- **Required action**:
Copy every line below. Do not alter any of them.

Data entries
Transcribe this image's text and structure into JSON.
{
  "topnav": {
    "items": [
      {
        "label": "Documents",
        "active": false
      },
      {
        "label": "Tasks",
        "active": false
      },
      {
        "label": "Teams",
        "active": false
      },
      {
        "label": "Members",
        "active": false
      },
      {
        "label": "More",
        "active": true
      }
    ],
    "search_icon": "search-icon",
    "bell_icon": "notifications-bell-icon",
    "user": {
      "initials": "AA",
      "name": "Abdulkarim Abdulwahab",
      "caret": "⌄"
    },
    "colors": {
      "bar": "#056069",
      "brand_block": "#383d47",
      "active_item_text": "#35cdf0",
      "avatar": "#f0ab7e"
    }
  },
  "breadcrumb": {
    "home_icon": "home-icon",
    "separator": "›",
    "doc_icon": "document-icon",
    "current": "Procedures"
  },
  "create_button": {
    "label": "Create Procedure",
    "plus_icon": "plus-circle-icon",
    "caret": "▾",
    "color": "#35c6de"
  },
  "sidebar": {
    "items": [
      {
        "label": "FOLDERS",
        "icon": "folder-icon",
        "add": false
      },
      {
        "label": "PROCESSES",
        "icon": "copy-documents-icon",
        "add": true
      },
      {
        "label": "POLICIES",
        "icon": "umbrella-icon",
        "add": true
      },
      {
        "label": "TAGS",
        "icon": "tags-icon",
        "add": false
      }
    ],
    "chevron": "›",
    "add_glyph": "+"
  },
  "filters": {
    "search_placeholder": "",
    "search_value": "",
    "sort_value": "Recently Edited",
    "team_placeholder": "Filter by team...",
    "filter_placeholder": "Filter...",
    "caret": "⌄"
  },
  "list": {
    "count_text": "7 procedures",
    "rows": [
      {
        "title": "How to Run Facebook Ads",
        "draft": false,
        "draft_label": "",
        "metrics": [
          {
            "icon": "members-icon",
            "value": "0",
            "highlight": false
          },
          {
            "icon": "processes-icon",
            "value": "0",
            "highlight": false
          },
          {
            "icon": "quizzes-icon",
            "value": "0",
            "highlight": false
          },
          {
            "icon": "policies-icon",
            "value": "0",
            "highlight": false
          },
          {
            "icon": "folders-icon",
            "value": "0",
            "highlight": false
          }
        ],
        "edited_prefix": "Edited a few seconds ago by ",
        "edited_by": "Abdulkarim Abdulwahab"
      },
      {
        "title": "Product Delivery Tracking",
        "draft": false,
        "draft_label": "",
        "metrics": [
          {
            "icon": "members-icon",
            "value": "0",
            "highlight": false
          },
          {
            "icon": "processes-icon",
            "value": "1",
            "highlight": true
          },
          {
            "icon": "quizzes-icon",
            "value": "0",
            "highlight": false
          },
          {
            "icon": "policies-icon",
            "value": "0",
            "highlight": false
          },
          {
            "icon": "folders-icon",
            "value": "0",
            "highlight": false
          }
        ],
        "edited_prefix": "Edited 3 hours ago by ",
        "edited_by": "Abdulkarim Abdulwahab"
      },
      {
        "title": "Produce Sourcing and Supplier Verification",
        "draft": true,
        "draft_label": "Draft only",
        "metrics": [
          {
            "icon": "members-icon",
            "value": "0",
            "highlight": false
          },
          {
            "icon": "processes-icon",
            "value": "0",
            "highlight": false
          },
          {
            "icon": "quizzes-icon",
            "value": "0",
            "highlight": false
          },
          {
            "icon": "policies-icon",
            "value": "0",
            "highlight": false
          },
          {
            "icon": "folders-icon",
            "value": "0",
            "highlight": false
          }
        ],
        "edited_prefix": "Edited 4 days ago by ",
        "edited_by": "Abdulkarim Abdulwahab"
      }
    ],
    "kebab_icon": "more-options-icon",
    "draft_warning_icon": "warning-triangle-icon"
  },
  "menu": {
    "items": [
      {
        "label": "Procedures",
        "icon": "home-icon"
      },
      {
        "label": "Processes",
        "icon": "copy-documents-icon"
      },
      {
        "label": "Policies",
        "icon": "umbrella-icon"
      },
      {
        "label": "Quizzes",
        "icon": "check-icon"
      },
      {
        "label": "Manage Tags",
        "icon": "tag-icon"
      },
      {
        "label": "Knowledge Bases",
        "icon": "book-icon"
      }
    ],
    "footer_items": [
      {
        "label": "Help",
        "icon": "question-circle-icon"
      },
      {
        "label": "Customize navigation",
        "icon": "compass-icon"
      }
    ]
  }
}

- **Task solution**:
Transcribe this image's text and structure into JSON.
{
  "topnav": {
    "items": [
      {
        "label": "Documents",
        "active": false
      },
      {
        "label": "Tasks",
        "active": false
      },
      {
        "label": "Teams",
        "active": false
      },
      {
        "label": "Members",
        "active": false
      },
      {
        "label": "More",
        "active": true
      }
    ],
    "search_icon": "search-icon",
    "bell_icon": "notifications-bell-icon",
    "user": {
      "initials": "AA",
      "name": "Abdulkarim Abdulwahab",
      "caret": "⌄"
    },
    "colors": {
      "bar": "#056069",
      "brand_block": "#383d47",
      "active_item_text": "#35cdf0",
      "avatar": "#f0ab7e"
    }
  },
  "breadcrumb": {
    "home_icon": "home-icon",
    "separator": "›",
    "doc_icon": "document-icon",
    "current": "Procedures"
  },
  "create_button": {
    "label": "Create Procedure",
    "plus_icon": "plus-circle-icon",
    "caret": "▾",
    "color": "#35c6de"
  },
  "sidebar": {
    "items": [
      {
        "label": "FOLDERS",
        "icon": "folder-icon",
        "add": false
      },
      {
        "label": "PROCESSES",
        "icon": "copy-documents-icon",
        "add": true
      },
      {
        "label": "POLICIES",
        "icon": "umbrella-icon",
        "add": true
      },
      {
        "label": "TAGS",
        "icon": "tags-icon",
        "add": false
      }
    ],
    "chevron": "›",
    "add_glyph": "+"
  },
  "filters": {
    "search_placeholder": "",
    "search_value": "",
    "sort_value": "Recently Edited",
    "team_placeholder": "Filter by team...",
    "filter_placeholder": "Filter...",
    "caret": "⌄"
  },
  "list": {
    "count_text": "7 procedures",
    "rows": [
      {
        "title": "How to Run Facebook Ads",
        "draft": false,
        "draft_label": "",
        "metrics": [
          {
            "icon": "members-icon",
            "value": "0",
            "highlight": false
          },
          {
            "icon": "processes-icon",
            "value": "0",
            "highlight": false
          },
          {
            "icon": "quizzes-icon",
            "value": "0",
            "highlight": false
          },
          {
            "icon": "policies-icon",
            "value": "0",
            "highlight": false
          },
          {
            "icon": "folders-icon",
            "value": "0",
            "highlight": false
          }
        ],
        "edited_prefix": "Edited a few seconds ago by ",
        "edited_by": "Abdulkarim Abdulwahab"
      },
      {
        "title": "Product Delivery Tracking",
        "draft": false,
        "draft_label": "",
        "metrics": [
          {
            "icon": "members-icon",
            "value": "0",
            "highlight": false
          },
          {
            "icon": "processes-icon",
            "value": "1",
            "highlight": true
          },
          {
            "icon": "quizzes-icon",
            "value": "0",
            "highlight": false
          },
          {
            "icon": "policies-icon",
            "value": "0",
            "highlight": false
          },
          {
            "icon": "folders-icon",
            "value": "0",
            "highlight": false
          }
        ],
        "edited_prefix": "Edited 3 hours ago by ",
        "edited_by": "Abdulkarim Abdulwahab"
      },
      {
        "title": "Produce Sourcing and Supplier Verification",
        "draft": true,
        "draft_label": "Draft only",
        "metrics": [
          {
            "icon": "members-icon",
            "value": "0",
            "highlight": false
          },
          {
            "icon": "processes-icon",
            "value": "0",
            "highlight": false
          },
          {
            "icon": "quizzes-icon",
            "value": "0",
            "highlight": false
          },
          {
            "icon": "policies-icon",
            "value": "0",
            "highlight": false
          },
          {
            "icon": "folders-icon",
            "value": "0",
            "highlight": false
          }
        ],
        "edited_prefix": "Edited 4 days ago by ",
        "edited_by": "Abdulkarim Abdulwahab"
      }
    ],
    "kebab_icon": "more-options-icon",
    "draft_warning_icon": "warning-triangle-icon"
  },
  "menu": {
    "items": [
      {
        "label": "Procedures",
        "icon": "home-icon"
      },
      {
        "label": "Processes",
        "icon": "copy-documents-icon"
      },
      {
        "label": "Policies",
        "icon": "umbrella-icon"
      },
      {
        "label": "Quizzes",
        "icon": "check-icon"
      },
      {
        "label": "Manage Tags",
        "icon": "tag-icon"
      },
      {
        "label": "Knowledge Bases",
        "icon": "book-icon"
      }
    ],
    "footer_items": [
      {
        "label": "Help",
        "icon": "question-circle-icon"
      },
      {
        "label": "Customize navigation",
        "icon": "compass-icon"
      }
    ]
  }
}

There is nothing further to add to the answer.